Reid firmly agreed with the principle of utilising the power of the Internet.

 

However, Kerr pointed out: “It isn’t just about being there [online]… it’s about creating an online identity that speaks to your values.”

After all, “no one wants to follow a brand… we aren’t Mercedes,” Raymore said with a chuckle.

Much like companies now use celebrity endorsements to spread awareness about products, utilising social media users with wide followings to promote products allows businesses to advertise without ramming advertisements down consumers’ throats.

Companies can “have your brand be talked about and used there without [the consumers] even knowing".

The New Generation of Consumers

Today’s young consumers, which constitute a large percentage of those reached through social media, are extremely impatient. “Anything over 60 seconds is too long” affirmed Powell.

Consumers don’t want to just watch ads all day either. Short attention spans on the consumers’ parts necessitate very short ads with generous amounts of other content.

“Content is king, but content is expensive,” stated Raymore. He explained that even a simple photo of a cook preparing chicken involves far more than the photo: one must account for lighting, renting a place, taking the pictures, paying the technicians, etc.

Businesses that are unable to adapt to the new social media paradigm will fall behind, agreed the panelists. As a newspaper, a more old-fashioned news source, The Gleaner has had to engage in initiatives to understand its online clients and enhance its social media presence, according to Reid.

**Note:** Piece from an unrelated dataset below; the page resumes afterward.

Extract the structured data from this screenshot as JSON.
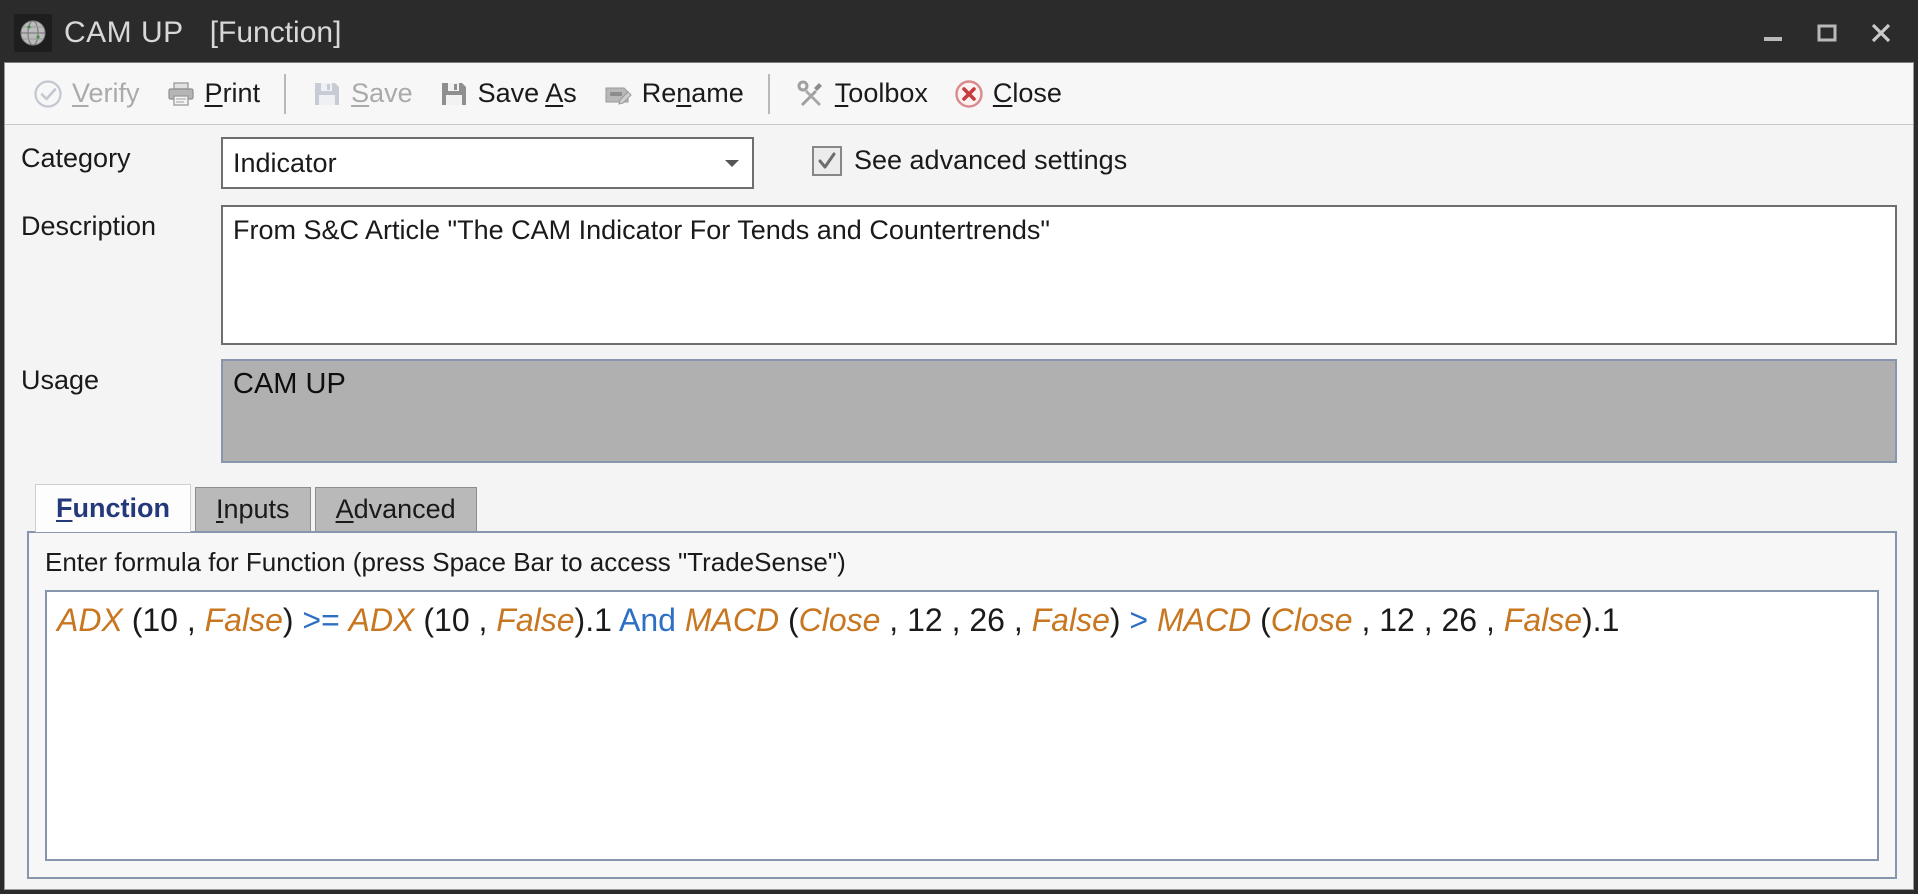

The unofficial motto for the online Gleaner is “she old, but she nuh cold,” joked Reid.

George Tomblin